“It won’t be pleasant if it’s what I fear.”
“You know Trout,” Lauren was watching the birds’ wheel and dive, “I’ve felt more alive since you’ve been home than I’ve been for years. I’ll chance it.”
A straight-talking woman. Trout smiled a slow, easy smile that crinkled his eyes and softened the craggy lines of his face. He could live with that.
They made a beeline for the birds, zig-zagging diagonally upwards and across the face of the hill. The scrub gave a mostly solid foothold with an occasional boggy patch. The hollow sounding kronk-kronk of the ravens became louder and added a sinister feel to the air. They emerged slightly above the spot marked by the birds.
Trout shot out a hand and stopped Lauren. “Something rolled down this hill recently.” She looked where he indicated and nodded, too breathless to talk. Their eyes tracked the broken bushes, trampled heath, disturbed heather and followed the destruction to a dense thicket some twenty meters below them. A flicker of blue shone through the undergrowth and Lauren gasped, a dirty runner was sticking out from behind it.
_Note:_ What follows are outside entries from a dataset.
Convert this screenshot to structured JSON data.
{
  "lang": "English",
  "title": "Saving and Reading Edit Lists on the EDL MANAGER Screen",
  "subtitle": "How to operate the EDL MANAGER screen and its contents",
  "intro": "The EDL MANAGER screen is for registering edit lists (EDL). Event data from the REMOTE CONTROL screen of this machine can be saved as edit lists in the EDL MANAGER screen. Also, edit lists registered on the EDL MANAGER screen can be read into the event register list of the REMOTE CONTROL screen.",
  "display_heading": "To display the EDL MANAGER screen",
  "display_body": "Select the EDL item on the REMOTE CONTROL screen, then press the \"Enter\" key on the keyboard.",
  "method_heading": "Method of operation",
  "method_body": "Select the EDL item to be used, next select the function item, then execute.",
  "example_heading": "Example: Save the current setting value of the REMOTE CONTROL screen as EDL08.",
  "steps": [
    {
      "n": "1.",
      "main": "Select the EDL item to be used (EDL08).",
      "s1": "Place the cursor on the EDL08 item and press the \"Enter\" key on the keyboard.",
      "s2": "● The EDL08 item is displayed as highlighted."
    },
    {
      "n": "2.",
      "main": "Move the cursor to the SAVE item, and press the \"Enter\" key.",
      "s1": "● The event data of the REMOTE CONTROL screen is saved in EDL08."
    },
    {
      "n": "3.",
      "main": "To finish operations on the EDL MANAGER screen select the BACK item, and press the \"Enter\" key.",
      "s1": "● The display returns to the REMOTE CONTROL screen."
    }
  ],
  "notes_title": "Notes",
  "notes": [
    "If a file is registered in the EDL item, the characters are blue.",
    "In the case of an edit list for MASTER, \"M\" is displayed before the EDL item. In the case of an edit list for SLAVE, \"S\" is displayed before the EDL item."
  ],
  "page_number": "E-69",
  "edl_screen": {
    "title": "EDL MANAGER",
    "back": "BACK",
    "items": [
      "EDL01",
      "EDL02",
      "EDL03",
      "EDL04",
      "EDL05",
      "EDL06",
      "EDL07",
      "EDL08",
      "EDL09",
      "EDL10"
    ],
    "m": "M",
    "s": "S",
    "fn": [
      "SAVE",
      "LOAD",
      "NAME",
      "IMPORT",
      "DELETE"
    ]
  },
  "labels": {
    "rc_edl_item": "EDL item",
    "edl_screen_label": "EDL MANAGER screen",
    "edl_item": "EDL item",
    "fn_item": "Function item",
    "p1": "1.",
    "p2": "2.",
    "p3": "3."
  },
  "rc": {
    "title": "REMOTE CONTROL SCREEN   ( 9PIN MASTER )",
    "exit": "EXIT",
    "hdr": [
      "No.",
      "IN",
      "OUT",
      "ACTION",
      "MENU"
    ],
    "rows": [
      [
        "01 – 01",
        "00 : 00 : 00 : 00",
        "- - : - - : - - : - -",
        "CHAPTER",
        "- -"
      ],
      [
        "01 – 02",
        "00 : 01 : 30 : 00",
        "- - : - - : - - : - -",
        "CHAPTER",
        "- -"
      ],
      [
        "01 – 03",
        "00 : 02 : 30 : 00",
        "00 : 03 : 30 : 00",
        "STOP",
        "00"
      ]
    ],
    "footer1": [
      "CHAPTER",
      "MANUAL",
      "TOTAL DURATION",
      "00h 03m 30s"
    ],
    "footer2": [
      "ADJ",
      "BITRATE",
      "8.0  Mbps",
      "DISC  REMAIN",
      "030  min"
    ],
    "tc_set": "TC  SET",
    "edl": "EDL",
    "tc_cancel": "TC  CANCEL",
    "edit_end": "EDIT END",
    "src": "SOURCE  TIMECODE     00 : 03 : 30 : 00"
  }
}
“Stay here.” This time Lauren made no objection.
Carefully, taking a wide arc Trout picked his way towards a shallow indent closely covered with heather and ringed by soft, fresh growth furze. He stopped level with the shoe. He looked for a long moment, then turning slowly, surveyed all around him. His eyes panned to Lauren. “Poor sod. At least he’s face down. The ravens haven’t done too much damage yet.” He pulled out his phone and made a call.
Lauren picked her way down to join him, being careful to follow where he had stepped. The body was lying, almost hidden by the scrub, arms out- flung, face sinking into some boggy moss. Trout was taking pictures of the scene from every angle he could without actually approaching too near. He turned. “You ok?”
She nodded, shivered, “We can’t really see anything.”
“We can see enough. The lads will come as fast as they can. I said we’d wait, keep the birds off.” He hesitated. “You don’t have to if you don’t want.” He said without looking at her.
“It’s ok Trout. I’m a big girl. I can take a bit of waiting.” She watched him as he stared at the body. He looked like a dog pointing out fallen game. “Do you know him?”
“I won’t know for sure until he’s turned over but he has the shape of a guy I know, Freddy…liked to call himself Freddy the fly.”
Lauren looked at the prone figure. “Freddy the fly?”
“Trout twisted his lips in the grim parody of a smile. “He fancied himself a fly on the wall of certain establishments…”